● ASSIGNMENT
Wherever "creatures" occurs in the entries, copy the line that holds it.

━━━ TASK INPUT

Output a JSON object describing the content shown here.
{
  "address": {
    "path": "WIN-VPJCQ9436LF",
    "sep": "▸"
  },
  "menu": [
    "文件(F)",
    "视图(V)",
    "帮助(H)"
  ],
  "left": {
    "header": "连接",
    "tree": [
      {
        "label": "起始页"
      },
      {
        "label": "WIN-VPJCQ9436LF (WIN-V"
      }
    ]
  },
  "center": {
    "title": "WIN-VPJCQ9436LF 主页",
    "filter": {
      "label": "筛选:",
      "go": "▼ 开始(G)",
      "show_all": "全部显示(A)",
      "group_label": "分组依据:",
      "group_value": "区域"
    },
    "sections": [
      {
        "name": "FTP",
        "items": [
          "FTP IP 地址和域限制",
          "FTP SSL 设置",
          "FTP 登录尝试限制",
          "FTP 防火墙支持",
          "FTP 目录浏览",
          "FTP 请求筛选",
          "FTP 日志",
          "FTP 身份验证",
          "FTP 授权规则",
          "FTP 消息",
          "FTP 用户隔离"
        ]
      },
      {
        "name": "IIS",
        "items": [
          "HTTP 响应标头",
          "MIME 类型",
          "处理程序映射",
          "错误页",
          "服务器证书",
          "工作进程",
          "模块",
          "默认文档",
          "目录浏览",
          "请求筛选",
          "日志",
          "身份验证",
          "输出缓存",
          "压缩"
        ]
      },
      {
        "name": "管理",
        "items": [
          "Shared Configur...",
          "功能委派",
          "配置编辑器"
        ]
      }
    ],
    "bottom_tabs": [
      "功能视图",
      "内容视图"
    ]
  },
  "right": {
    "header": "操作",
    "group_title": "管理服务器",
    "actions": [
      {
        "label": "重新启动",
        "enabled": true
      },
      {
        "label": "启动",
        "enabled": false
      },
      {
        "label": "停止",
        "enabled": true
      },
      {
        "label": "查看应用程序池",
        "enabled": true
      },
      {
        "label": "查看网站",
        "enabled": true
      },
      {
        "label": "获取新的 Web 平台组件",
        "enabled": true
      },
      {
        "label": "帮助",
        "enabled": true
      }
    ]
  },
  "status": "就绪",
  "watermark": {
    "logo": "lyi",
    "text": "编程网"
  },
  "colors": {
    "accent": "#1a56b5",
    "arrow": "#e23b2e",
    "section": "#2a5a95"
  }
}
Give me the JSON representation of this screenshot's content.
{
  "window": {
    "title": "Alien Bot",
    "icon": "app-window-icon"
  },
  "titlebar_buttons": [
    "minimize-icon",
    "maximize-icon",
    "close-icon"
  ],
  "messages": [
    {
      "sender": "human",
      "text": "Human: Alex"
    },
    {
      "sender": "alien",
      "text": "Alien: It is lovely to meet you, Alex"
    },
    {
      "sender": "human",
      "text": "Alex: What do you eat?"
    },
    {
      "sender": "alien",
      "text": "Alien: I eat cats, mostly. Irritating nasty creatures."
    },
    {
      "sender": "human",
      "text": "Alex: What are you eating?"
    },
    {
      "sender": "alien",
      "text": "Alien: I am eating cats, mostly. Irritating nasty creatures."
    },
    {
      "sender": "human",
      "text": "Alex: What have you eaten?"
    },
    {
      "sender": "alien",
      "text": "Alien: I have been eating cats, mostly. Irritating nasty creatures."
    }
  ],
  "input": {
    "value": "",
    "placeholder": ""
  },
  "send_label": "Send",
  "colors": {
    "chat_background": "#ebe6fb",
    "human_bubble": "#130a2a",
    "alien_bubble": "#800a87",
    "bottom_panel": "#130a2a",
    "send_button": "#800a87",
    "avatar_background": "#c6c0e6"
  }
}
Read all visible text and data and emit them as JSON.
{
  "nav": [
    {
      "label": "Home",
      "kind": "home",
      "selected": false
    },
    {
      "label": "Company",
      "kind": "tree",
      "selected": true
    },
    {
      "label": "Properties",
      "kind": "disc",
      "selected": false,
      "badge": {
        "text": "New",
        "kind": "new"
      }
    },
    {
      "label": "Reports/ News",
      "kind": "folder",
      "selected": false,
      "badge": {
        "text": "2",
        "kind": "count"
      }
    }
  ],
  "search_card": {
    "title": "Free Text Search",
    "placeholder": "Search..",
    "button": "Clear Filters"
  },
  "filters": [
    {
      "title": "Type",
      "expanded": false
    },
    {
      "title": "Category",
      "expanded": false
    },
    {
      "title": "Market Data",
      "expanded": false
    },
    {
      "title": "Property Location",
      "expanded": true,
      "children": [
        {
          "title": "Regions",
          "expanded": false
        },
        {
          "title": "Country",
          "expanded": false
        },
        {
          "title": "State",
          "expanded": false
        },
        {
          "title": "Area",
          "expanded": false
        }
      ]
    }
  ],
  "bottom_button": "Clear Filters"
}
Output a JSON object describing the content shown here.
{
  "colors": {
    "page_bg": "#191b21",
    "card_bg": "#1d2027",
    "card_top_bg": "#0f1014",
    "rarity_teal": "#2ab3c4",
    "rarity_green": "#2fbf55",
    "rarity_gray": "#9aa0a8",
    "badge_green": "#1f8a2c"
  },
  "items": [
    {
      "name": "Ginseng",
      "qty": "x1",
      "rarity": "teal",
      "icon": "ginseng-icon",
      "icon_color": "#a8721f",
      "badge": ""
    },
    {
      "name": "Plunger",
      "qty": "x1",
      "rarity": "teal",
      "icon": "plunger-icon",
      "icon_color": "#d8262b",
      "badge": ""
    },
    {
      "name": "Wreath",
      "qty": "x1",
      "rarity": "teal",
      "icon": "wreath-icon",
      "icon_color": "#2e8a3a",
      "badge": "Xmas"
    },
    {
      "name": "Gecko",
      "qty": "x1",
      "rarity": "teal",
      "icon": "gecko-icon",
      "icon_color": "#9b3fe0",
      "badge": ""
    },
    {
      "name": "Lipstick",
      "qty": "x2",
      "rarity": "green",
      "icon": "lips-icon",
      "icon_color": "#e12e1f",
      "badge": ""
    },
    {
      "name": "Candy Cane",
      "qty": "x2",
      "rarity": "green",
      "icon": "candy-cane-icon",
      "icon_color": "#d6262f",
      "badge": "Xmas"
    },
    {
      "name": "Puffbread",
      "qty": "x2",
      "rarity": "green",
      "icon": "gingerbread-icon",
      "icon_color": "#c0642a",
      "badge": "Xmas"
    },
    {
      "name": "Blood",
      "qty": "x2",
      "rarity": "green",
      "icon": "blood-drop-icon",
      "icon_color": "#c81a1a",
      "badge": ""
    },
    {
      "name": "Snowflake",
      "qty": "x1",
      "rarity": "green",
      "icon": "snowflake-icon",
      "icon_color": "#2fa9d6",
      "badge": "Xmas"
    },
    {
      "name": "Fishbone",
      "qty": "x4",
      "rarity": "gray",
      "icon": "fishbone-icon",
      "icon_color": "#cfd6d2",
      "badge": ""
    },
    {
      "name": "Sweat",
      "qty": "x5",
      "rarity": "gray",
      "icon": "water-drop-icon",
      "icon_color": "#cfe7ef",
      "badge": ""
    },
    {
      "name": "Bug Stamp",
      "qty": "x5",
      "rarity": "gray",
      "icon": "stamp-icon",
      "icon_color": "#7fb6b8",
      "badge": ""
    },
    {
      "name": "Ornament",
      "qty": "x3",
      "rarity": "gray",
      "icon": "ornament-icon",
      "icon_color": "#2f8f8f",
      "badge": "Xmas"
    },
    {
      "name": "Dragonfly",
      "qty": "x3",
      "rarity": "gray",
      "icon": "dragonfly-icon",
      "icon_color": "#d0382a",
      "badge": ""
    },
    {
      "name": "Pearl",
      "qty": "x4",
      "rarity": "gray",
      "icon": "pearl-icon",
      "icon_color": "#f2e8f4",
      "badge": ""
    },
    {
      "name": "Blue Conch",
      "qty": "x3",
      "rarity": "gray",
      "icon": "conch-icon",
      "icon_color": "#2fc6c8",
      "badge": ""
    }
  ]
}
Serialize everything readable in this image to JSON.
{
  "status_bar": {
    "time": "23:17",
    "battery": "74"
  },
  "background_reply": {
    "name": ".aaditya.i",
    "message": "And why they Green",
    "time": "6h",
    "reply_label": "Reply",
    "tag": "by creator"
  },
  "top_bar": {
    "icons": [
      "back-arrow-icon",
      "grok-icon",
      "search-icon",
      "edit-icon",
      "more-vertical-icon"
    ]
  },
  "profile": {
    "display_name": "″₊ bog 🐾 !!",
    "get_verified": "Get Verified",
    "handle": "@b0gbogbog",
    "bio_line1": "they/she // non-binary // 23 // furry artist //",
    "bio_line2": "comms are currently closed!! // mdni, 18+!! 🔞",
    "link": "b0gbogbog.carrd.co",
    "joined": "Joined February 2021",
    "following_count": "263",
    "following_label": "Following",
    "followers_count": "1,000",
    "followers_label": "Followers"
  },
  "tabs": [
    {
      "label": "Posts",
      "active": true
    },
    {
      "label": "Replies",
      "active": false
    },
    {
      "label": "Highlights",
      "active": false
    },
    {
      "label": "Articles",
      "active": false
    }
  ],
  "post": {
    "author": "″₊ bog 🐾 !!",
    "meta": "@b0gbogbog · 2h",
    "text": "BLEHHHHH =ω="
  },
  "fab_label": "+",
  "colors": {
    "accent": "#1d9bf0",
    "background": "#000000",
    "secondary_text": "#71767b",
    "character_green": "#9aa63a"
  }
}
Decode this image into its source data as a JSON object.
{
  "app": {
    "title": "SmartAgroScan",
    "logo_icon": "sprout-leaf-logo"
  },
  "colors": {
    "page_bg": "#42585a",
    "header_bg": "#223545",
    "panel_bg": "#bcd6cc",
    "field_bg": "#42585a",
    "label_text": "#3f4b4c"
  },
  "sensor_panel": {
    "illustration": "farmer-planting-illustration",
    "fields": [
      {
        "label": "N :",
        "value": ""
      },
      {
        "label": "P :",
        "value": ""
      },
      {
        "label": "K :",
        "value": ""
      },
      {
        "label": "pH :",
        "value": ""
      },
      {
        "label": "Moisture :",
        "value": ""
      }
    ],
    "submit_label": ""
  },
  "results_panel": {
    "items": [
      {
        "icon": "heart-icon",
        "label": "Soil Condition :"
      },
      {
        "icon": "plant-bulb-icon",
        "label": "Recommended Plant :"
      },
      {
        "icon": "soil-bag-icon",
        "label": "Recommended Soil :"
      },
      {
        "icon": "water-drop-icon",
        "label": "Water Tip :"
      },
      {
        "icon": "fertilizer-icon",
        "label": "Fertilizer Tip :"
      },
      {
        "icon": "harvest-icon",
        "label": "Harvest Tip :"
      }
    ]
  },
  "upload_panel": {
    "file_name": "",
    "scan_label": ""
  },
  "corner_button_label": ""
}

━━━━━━

● COMPLETED EXERCISE
      "text": "Alien: I eat cats, mostly. Irritating nasty creatures."
      "text": "Alien: I am eating cats, mostly. Irritating nasty creatures."
      "text": "Alien: I have been eating cats, mostly. Irritating nasty creatures."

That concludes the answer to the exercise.